WHAT THE TASK ASKS:
Read the data below. Every line holding the string "Breakpoints" must be copied.

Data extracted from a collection
>>>>>

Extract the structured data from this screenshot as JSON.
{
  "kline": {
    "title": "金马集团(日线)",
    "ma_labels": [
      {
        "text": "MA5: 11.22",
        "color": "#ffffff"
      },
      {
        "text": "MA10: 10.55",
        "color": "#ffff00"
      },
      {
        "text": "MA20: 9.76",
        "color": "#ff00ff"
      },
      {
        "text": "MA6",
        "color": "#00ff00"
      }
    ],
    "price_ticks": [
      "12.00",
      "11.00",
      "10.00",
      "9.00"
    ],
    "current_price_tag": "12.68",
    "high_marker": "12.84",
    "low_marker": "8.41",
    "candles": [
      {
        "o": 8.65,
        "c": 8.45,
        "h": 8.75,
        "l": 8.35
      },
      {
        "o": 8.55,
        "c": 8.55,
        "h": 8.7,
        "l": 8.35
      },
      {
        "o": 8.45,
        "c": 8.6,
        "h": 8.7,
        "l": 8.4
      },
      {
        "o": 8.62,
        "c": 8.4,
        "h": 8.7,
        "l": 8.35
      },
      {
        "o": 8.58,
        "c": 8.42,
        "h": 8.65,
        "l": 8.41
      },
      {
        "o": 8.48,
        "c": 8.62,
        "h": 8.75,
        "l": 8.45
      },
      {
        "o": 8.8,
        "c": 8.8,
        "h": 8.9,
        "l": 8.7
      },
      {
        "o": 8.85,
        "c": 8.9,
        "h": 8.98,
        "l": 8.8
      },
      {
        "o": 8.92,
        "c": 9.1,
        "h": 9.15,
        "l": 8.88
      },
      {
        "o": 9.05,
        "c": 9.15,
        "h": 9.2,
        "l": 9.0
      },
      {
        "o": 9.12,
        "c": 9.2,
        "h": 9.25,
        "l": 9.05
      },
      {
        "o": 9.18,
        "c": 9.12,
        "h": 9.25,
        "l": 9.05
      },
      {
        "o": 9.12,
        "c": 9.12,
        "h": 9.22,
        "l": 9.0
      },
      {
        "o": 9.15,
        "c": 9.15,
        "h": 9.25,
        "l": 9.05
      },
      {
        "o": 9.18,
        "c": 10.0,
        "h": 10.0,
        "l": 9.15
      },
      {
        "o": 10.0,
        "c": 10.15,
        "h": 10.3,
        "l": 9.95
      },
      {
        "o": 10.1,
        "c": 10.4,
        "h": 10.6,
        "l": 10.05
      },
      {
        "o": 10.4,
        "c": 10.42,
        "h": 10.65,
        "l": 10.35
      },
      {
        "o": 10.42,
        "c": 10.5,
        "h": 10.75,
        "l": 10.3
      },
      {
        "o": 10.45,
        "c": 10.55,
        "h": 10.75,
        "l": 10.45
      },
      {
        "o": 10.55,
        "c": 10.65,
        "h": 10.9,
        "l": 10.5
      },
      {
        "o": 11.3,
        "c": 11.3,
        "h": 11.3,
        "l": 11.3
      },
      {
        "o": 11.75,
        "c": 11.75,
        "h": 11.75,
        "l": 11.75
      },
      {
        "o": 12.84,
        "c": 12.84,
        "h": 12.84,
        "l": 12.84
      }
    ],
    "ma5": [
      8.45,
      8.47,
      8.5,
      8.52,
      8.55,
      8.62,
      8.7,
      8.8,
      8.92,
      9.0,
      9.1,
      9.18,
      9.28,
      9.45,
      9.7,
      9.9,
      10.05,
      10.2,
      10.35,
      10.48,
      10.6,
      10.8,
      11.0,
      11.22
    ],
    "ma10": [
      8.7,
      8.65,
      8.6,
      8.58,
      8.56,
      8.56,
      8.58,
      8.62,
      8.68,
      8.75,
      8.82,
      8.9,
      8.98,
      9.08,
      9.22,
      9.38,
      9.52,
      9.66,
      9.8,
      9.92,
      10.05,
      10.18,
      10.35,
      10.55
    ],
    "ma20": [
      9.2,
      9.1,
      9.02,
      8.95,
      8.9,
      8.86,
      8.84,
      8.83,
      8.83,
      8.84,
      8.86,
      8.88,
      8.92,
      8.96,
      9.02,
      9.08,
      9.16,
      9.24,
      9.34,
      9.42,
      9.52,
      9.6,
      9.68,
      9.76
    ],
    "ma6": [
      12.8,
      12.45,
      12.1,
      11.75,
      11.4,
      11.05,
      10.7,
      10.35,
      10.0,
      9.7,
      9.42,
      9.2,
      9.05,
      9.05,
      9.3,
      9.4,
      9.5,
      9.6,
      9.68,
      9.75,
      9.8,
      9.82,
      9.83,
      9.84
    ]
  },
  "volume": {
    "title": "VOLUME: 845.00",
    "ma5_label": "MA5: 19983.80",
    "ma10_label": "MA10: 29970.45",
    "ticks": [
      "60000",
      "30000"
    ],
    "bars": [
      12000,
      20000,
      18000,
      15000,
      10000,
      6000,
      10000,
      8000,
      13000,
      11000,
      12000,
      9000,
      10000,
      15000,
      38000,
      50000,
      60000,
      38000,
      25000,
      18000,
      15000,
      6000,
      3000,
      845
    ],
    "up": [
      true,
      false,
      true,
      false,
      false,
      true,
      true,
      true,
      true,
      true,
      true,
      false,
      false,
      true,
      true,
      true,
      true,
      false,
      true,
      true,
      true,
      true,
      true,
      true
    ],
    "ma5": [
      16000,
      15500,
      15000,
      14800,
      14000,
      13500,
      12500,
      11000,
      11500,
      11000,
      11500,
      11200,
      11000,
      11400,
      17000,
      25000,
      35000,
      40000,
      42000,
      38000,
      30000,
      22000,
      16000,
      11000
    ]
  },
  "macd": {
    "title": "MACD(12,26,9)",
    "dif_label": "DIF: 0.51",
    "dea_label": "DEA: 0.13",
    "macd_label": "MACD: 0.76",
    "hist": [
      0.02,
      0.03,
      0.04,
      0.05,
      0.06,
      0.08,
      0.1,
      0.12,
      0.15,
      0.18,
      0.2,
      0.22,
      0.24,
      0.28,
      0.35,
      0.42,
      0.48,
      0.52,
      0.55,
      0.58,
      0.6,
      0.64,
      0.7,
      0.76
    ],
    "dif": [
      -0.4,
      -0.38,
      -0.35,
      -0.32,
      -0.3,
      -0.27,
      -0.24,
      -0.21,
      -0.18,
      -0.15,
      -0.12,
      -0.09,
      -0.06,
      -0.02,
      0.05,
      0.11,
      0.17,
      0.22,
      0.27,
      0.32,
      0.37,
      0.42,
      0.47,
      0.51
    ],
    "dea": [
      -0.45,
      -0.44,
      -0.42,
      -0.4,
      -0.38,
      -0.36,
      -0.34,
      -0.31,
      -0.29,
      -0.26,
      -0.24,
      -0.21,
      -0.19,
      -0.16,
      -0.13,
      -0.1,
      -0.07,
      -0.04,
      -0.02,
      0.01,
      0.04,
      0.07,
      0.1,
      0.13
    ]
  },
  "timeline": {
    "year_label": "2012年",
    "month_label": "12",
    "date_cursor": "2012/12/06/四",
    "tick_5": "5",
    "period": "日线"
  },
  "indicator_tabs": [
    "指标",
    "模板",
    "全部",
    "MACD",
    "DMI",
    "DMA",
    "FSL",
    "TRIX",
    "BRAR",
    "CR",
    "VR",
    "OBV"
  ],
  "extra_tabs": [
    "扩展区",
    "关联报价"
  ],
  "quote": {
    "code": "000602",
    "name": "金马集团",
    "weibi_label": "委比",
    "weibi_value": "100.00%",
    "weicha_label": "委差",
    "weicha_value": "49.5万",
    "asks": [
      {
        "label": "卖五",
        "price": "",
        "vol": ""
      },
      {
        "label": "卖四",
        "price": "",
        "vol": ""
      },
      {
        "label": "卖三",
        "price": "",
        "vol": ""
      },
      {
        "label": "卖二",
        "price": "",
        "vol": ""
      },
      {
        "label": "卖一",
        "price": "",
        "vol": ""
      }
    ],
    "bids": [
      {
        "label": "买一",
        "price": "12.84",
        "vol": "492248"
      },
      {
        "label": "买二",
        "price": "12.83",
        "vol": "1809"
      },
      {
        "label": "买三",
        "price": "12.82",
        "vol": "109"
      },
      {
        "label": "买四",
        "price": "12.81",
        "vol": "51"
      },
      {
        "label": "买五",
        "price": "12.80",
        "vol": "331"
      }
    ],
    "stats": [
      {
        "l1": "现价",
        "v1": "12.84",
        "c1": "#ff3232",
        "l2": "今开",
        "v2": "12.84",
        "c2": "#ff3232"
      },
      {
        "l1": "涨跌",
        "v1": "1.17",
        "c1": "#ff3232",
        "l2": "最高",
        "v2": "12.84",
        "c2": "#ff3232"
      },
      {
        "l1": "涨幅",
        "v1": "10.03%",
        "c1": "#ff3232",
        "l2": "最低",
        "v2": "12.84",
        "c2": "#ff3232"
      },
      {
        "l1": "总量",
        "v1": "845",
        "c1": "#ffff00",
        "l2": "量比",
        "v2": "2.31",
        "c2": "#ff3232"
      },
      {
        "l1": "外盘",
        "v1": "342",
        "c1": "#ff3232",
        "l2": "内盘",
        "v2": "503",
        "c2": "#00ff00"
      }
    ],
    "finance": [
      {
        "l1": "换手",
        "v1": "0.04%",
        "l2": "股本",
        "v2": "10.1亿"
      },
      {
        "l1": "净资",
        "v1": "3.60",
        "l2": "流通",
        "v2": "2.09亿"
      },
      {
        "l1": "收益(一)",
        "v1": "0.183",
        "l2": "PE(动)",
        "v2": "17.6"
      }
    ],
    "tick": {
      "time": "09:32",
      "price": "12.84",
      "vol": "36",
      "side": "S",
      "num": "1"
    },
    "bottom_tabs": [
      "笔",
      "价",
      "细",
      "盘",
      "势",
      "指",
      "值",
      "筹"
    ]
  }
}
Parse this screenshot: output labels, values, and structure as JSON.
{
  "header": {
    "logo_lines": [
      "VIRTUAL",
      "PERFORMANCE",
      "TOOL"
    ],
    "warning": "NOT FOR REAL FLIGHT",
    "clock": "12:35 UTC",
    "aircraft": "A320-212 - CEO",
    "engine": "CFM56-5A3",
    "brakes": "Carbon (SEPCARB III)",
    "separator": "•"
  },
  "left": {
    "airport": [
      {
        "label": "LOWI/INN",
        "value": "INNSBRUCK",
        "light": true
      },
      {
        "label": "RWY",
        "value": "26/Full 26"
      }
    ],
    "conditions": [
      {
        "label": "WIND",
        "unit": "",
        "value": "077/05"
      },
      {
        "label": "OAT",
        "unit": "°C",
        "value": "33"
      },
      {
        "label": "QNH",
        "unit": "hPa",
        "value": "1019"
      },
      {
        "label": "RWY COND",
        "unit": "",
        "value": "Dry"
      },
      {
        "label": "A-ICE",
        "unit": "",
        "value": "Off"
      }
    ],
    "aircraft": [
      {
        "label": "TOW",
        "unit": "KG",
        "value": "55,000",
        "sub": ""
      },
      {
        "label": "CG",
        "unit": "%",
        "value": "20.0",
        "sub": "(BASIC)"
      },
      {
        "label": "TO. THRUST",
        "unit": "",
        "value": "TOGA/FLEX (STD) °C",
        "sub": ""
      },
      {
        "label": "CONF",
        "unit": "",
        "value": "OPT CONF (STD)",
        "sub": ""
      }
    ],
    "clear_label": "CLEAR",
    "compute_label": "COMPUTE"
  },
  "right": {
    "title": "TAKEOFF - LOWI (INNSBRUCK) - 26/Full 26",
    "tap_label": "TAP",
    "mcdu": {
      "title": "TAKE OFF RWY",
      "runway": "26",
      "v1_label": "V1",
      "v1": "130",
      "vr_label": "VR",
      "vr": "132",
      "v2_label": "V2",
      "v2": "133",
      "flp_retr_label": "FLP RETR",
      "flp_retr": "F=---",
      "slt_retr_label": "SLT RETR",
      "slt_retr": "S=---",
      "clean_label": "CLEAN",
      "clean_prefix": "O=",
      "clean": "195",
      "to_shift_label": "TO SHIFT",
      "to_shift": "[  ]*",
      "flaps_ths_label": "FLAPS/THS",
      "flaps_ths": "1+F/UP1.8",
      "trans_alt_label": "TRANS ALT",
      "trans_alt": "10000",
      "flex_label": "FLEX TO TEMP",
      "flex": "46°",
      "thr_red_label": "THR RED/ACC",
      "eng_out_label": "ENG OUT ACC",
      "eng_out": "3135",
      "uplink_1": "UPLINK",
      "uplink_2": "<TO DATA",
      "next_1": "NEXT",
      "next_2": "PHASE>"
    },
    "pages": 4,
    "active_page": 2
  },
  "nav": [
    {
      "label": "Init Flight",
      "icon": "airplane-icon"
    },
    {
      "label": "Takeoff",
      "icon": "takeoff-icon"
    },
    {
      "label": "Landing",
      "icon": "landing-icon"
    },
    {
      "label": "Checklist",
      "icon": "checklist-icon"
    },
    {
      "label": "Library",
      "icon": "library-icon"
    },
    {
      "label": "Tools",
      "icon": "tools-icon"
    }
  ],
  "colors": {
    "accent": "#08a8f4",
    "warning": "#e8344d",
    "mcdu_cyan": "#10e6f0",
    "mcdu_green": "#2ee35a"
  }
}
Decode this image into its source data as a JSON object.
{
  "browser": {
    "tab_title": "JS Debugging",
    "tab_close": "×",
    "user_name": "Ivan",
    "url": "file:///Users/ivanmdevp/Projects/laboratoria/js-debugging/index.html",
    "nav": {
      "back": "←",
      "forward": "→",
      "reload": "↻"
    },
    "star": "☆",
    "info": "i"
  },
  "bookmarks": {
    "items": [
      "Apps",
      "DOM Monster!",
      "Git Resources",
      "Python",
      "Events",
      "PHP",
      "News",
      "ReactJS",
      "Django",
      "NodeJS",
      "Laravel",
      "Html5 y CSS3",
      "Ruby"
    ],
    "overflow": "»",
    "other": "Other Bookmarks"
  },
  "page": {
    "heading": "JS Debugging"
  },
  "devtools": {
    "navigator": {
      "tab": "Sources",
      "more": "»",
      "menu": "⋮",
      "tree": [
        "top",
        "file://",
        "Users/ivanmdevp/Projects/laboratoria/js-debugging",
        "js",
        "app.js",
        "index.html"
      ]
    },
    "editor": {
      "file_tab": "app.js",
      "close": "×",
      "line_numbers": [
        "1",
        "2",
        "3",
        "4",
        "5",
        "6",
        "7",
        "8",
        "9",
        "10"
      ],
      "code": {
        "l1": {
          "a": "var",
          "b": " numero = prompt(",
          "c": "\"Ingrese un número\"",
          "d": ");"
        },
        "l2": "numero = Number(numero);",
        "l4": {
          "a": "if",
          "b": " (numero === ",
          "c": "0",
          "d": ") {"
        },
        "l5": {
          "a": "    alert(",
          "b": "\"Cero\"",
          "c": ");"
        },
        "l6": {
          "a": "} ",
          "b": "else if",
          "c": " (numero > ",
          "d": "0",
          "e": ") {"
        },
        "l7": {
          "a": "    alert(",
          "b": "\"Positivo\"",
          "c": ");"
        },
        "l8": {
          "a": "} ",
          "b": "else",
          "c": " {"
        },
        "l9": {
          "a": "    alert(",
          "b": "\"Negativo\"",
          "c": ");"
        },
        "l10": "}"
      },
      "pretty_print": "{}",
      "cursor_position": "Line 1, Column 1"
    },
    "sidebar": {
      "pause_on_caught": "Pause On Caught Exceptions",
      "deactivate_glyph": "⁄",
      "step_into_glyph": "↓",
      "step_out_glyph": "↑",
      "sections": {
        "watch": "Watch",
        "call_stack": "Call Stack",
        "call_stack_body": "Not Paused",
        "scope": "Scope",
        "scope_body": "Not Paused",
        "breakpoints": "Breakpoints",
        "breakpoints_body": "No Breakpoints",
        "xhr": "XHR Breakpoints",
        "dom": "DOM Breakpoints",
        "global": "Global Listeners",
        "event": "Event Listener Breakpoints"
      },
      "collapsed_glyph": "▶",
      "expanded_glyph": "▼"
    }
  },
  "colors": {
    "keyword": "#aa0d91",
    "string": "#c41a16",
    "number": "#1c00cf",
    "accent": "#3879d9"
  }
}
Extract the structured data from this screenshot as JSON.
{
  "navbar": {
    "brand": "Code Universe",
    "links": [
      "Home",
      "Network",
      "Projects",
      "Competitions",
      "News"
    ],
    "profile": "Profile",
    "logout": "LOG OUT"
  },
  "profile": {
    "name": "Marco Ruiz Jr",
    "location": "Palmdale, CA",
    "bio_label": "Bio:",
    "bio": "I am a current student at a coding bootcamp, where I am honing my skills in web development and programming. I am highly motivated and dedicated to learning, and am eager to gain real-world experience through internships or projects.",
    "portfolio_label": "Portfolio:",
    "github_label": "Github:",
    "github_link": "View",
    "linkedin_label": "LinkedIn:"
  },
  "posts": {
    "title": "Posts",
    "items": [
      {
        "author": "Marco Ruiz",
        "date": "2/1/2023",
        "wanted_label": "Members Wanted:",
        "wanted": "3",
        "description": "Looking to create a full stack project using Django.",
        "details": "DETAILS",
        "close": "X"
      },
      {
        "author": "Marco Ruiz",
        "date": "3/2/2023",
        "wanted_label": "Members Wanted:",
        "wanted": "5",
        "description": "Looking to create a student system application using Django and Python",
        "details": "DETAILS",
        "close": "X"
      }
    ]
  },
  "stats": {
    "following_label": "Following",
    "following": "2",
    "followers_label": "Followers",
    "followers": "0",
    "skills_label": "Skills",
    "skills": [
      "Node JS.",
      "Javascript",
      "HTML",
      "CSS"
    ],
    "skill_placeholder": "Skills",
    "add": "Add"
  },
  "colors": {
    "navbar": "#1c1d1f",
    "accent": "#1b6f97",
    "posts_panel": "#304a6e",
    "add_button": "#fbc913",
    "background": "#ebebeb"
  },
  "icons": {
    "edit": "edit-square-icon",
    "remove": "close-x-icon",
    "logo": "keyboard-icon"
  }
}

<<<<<

SOLVED EXERCISE:
        "breakpoints": "Breakpoints",
        "breakpoints_body": "No Breakpoints",
        "xhr": "XHR Breakpoints",
        "dom": "DOM Breakpoints",
        "event": "Event Listener Breakpoints"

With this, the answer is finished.